◆ **The task**
Please state how many lines in the records that follow include "JSON", with no other output.

─── Input ───

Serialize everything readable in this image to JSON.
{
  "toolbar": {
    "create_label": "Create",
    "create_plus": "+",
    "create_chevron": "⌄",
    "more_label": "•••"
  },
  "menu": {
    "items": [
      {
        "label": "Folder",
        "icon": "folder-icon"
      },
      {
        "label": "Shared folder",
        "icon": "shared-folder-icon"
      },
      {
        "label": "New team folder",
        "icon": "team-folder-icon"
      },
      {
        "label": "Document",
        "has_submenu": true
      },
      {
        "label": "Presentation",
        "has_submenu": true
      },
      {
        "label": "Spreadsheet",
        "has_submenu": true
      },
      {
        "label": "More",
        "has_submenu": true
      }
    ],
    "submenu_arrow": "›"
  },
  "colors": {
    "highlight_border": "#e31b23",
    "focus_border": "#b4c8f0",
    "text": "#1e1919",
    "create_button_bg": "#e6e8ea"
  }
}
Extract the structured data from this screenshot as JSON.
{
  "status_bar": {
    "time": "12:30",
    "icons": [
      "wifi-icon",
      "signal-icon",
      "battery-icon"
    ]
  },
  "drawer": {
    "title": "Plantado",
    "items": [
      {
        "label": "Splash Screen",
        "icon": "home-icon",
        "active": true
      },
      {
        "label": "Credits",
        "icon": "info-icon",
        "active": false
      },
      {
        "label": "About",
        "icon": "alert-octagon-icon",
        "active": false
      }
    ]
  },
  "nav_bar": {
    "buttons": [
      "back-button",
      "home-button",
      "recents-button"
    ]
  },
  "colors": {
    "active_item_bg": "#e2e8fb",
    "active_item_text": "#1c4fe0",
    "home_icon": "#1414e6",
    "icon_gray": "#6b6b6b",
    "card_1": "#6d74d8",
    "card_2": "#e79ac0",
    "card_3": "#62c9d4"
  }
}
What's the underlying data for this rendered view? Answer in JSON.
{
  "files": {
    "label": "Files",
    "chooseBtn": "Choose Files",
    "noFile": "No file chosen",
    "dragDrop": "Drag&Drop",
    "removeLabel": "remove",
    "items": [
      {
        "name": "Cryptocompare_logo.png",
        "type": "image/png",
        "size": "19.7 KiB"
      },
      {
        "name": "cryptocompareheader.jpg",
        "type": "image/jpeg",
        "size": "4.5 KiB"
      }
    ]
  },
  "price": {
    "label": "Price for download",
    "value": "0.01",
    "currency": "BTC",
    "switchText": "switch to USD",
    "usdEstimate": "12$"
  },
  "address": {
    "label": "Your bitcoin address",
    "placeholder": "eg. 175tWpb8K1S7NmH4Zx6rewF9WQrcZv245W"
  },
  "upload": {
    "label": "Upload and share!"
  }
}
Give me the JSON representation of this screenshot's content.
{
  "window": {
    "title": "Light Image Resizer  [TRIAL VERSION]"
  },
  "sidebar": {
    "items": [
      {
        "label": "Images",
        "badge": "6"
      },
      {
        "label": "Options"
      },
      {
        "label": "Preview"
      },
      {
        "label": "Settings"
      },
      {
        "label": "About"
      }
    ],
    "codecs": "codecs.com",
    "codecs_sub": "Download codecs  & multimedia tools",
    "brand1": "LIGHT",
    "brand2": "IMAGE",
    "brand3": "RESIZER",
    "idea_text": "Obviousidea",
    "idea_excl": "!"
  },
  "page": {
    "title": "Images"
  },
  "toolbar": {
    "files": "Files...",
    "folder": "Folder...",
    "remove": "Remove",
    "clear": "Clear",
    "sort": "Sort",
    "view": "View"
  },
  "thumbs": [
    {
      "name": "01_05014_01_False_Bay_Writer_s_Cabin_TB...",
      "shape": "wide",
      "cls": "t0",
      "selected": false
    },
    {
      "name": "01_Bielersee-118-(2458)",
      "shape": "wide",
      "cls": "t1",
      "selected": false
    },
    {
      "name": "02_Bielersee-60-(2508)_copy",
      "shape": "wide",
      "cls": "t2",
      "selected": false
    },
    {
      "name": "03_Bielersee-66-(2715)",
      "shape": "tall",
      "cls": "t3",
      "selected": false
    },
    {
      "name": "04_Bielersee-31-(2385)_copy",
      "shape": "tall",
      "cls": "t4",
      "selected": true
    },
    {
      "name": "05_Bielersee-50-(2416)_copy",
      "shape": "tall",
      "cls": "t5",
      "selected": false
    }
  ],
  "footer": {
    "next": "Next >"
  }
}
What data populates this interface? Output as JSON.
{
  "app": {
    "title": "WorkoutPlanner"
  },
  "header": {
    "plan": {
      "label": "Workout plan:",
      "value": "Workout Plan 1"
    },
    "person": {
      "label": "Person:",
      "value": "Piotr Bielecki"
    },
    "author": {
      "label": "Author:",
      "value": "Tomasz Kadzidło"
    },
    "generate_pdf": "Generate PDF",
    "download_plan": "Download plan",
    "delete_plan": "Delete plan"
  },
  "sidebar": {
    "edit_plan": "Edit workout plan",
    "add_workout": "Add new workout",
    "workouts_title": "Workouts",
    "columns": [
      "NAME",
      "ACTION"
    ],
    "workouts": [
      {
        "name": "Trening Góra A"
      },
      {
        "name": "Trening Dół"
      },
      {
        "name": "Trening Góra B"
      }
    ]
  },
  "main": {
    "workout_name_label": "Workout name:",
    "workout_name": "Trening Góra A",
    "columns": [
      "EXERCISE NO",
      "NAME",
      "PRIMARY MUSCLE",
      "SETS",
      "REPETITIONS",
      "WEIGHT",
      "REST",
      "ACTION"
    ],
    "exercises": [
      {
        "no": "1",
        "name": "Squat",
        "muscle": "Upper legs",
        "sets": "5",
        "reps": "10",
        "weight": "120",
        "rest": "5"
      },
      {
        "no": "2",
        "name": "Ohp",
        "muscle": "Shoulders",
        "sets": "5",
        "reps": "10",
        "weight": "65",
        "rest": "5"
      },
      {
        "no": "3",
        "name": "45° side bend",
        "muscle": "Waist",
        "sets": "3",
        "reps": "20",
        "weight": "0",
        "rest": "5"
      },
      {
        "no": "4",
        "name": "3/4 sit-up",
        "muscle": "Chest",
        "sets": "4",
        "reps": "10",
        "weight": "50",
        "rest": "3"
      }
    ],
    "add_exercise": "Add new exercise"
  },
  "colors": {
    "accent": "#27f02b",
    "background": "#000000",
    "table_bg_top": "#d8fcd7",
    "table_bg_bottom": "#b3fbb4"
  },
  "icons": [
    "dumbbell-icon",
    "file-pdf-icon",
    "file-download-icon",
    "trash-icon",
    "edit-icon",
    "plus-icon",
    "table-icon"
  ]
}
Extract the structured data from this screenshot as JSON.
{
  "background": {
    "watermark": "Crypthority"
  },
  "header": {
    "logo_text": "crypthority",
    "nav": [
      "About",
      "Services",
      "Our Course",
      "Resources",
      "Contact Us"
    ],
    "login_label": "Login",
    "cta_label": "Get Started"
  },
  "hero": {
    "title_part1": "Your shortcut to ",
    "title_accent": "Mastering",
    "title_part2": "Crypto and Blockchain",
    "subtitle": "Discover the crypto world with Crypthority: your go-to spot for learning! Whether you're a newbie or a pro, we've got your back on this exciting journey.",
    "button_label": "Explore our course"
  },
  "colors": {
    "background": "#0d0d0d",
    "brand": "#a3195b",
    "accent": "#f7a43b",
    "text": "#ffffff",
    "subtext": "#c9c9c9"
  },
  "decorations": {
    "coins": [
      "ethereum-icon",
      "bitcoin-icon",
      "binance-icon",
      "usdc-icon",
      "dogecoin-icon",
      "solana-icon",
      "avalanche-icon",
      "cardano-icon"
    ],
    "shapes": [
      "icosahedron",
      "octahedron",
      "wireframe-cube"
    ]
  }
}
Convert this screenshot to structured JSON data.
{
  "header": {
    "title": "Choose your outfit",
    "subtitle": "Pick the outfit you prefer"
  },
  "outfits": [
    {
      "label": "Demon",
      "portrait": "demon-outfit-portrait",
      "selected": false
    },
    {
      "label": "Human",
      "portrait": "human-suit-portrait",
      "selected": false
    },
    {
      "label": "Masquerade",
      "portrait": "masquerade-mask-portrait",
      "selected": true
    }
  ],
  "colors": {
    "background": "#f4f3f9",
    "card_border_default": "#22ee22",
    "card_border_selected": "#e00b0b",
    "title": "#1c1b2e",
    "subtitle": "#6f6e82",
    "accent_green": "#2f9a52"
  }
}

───

◆ **Response**
7